At a vista point, a group of Harley riders are taking pictures alongside us. In the last two days, we've seen at least 100 motorcyclists. That's no surprise, I say, since this is such a beautiful drive. The bikers stare at us: "Then you don't know about the rally?"
Apparently we are the only people on the road who don't know about the year's largest biker rally tomorrow in Durango ― just where we are headed.
When we roll in, downtown's Main Avenue is roaring. Bikers two abreast line the road as far as we can see, chrome gleaming. Our sensible four-wheel-drive wagon, packed with water bottles and sunscreen, seems suddenly very tame.
Kate and I find a quiet canyon outside of town on the Colorado Trail, the 500-mile super-hike that cuts across the state. But Sam won't let us avoid the rally entirely. That night she drags us down to Main. The sidewalks are full; every bar is packed. We stop outside the front door of Orio's Roadhouse, where a group of men in leather chaps are smoking.
"I don't think so," Kate says.
"Nonsense," says Sam.
Inside, people aren't so much dancing as stomping about the place. One guy is howling. "This is where I draw the line," Kate says.
Sam uses her non-noodle arms to push Kate and me up to the bar. She slaps down a 20: "Three shots of Jack!"

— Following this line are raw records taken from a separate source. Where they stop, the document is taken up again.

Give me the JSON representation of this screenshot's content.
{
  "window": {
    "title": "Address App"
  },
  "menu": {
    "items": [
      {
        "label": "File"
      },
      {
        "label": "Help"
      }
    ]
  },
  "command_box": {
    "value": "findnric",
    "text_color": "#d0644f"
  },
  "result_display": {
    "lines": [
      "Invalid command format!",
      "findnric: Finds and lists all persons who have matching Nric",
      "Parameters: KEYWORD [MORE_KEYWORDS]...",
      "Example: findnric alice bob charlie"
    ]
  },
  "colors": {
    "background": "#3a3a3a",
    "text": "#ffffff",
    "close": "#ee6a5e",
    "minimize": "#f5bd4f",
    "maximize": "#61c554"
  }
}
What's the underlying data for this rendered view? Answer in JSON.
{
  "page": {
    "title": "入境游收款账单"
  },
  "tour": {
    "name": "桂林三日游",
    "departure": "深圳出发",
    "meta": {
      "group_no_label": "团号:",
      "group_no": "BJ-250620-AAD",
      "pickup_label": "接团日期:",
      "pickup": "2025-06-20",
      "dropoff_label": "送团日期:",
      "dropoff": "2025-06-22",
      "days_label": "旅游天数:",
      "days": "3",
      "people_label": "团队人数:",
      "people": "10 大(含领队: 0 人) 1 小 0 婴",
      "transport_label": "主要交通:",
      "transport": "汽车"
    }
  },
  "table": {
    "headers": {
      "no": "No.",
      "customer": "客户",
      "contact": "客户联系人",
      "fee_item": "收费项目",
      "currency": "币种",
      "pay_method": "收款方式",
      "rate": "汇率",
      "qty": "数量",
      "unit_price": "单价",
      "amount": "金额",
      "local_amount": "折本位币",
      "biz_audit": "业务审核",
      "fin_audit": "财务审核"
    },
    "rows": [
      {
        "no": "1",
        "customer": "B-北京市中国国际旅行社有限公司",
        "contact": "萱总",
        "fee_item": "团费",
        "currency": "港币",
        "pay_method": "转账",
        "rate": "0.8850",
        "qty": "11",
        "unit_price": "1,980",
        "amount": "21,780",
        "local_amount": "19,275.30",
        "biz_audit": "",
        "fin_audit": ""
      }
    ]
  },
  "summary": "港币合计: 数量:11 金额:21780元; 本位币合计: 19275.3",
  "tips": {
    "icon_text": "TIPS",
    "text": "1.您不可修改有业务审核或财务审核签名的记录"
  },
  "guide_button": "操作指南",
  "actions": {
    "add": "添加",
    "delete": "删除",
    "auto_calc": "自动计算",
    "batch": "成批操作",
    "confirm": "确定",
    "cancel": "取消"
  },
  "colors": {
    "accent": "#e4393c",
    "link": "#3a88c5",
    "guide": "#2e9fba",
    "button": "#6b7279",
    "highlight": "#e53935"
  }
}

Kate may have led us up the cliffs and mountains of Colorado so far, but at Orio's, it's Sam who's the sure-footed one. With her, we close the bar.